Each record below is to be output with no change at all.

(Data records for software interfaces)
###

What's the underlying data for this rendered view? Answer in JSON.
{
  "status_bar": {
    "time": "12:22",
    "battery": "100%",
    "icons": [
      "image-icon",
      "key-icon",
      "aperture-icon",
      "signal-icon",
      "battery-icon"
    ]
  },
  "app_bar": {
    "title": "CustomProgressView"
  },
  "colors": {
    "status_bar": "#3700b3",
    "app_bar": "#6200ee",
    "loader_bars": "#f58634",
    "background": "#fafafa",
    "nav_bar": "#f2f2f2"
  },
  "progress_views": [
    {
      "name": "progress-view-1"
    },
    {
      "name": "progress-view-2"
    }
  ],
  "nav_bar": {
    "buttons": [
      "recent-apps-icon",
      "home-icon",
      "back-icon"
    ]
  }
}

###

* ANSWER SPACE:
What's the underlying data for this rendered view? Answer in JSON.
{
  "status_bar": {
    "time": "12:22",
    "battery": "100%",
    "icons": [
      "image-icon",
      "key-icon",
      "aperture-icon",
      "signal-icon",
      "battery-icon"
    ]
  },
  "app_bar": {
    "title": "CustomProgressView"
  },
  "colors": {
    "status_bar": "#3700b3",
    "app_bar": "#6200ee",
    "loader_bars": "#f58634",
    "background": "#fafafa",
    "nav_bar": "#f2f2f2"
  },
  "progress_views": [
    {
      "name": "progress-view-1"
    },
    {
      "name": "progress-view-2"
    }
  ],
  "nav_bar": {
    "buttons": [
      "recent-apps-icon",
      "home-icon",
      "back-icon"
    ]
  }
}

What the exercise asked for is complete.